Obstacles in the way of enforcing public policy restrictions applicable in an EU Member State against Malta-based operators- The Zeturf Case
The case of Paris Mutuelle Urbain vs Zeturf Limited, otherwise referred to as the “Zeturf Case” was a significant legal milestone from a Maltese legal perspective as it gave interpretational life to the application of Council Regulation on the jurisdiction and the recognition and enforcement of judgments in civil and commercial matters (EC 44/2001), creating a procedural obstacle for the enforcement in Malta of any public policy judgments delivered by a court in another Member State.
By way of general factual background, Zeturf Limited, a Maltese-registered company was licensed by the Malta Lotteries and Gaming Authority (LGA) in 2005 to act as bookmaker, holding a Class 2 Remote Gaming Licence and began its operations in June of that year. Barely a fortnight after launched its online operations, Zeturf was served with a writ issued by PMU alleging that Zeturf was breaching PMU’s monopoly to organize betting activities on horse races, a monopoly which is granted to PMU by law. An interim order was issued by the French tribunal on the 8th July 2005 in which Zeturf Ltd was ordered “to cease on-line bet taking operations on horse races organised in France” and a penalty of €15,000 per day was to apply with effect from the lapse of 48 hours from notification of the court’s decision. This decision was subsequently confirmed by the Paris court of appeal on the 4th January 2006.

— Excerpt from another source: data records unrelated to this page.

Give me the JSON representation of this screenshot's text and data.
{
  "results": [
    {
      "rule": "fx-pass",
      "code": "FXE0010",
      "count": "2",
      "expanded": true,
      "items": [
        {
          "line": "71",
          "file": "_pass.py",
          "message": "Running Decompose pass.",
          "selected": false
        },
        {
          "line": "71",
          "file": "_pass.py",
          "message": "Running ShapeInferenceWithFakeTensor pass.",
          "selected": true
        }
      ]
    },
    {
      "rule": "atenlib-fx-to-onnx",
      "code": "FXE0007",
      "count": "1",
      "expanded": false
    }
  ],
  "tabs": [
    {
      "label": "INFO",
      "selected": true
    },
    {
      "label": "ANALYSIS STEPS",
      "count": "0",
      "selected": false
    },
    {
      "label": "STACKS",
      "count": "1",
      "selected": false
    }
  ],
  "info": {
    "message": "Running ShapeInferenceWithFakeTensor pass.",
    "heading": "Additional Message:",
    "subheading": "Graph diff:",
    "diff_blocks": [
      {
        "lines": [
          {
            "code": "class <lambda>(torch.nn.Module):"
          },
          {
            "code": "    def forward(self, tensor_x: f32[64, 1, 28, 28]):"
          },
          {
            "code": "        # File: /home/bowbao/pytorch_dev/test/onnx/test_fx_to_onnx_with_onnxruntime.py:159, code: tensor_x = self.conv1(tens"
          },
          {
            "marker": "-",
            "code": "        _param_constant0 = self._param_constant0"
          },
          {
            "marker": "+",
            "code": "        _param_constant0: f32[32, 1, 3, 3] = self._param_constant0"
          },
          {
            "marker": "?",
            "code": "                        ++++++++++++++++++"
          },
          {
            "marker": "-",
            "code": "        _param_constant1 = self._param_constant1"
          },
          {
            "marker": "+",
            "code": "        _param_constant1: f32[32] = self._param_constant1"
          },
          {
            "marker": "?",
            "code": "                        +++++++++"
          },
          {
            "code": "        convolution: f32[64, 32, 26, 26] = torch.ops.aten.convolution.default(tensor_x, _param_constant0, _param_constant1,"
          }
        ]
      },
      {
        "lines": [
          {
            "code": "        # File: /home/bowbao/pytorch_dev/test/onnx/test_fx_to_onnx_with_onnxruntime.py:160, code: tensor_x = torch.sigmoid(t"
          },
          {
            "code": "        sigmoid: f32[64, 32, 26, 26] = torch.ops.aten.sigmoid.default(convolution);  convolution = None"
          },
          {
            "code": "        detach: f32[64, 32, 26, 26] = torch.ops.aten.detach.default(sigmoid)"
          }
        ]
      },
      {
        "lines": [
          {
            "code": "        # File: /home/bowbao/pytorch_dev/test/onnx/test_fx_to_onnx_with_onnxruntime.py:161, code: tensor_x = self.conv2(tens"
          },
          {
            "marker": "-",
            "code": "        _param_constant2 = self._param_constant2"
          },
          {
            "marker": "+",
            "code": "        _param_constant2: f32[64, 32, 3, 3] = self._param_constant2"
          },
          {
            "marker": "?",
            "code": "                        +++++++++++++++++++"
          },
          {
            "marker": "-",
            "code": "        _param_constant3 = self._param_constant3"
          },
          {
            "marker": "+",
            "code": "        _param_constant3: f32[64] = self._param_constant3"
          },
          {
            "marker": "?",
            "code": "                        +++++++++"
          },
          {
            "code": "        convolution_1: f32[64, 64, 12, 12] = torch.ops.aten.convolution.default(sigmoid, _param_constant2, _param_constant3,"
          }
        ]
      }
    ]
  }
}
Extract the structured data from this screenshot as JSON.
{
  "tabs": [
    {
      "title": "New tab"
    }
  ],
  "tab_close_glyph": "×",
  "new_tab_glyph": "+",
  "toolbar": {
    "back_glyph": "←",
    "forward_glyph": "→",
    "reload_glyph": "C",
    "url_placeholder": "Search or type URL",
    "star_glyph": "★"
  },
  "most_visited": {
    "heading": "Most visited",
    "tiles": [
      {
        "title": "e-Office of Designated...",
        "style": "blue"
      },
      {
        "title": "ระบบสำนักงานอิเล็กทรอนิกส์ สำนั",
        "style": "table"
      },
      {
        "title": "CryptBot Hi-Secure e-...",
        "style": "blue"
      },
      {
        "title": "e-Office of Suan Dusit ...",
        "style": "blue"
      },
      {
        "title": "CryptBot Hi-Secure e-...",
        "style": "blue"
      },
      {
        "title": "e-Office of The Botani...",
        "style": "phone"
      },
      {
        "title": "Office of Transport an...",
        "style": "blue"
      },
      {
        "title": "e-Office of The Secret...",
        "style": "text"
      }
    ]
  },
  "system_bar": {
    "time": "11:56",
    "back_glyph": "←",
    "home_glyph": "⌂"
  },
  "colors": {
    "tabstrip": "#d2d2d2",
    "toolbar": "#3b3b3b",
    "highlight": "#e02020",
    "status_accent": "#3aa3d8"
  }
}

Subsequently, PMU sought to have the judgment recognised and enforced in Malta, in terms of Regulation 44/2001. On the 16th March 2006 the Maltese First Hall of the Civil Court upheld PMU’s request and ordered that the decision given by the Court of Appeal in Paris become enforceable against Zeturf. At this stage Zeturf appealed to the Maltese Court of Appeal to overturn this order for the recognition and enforcement of the French judgment. Zeturf based the main thrust of its appeal on the arguments that the order issued by the French court was in fact of an administrative nature and that consequently regulation 44/2001 could not be invoked for administrative matters.
The Maltese Court of Appeal observed that although PMU was organised as a commercial company, it is controlled by the State as a non-profit making organisation with the primary objective – enshrined in its statute – of safeguarding French public policy in respect of betting on horse races. Consequently, it was reasoned by the Court, PMU acted before the French Courts not within the ambit of private law that regulates civil or commercial dealings between private persons, but in the ambit of public law intended to safeguard a monopoly in the interest of l’ordre public francais. The Court concluded that it necessarily follows that the subject matter of the decision of the Court of Appeal of Paris dated 4th January 2006, although formally or apparently of a civil nature or commercial, in reality falls within the ambit of Public law, therefore it is expressly excluded from the remit of Regulation 44/2001. On the basis of this conclusion the Court cancelled and revoked the decision of the First Hall of the Civil Court and denied the request for the enforcement of the judgment against Zeturf in Malta.
The effect of this decision was that it created a barrier to any sovereign states or person/s acting under their authority attempting to enforce public policy judgments pronounced by the courts in their jurisdiction against operators established in and operating from Malta.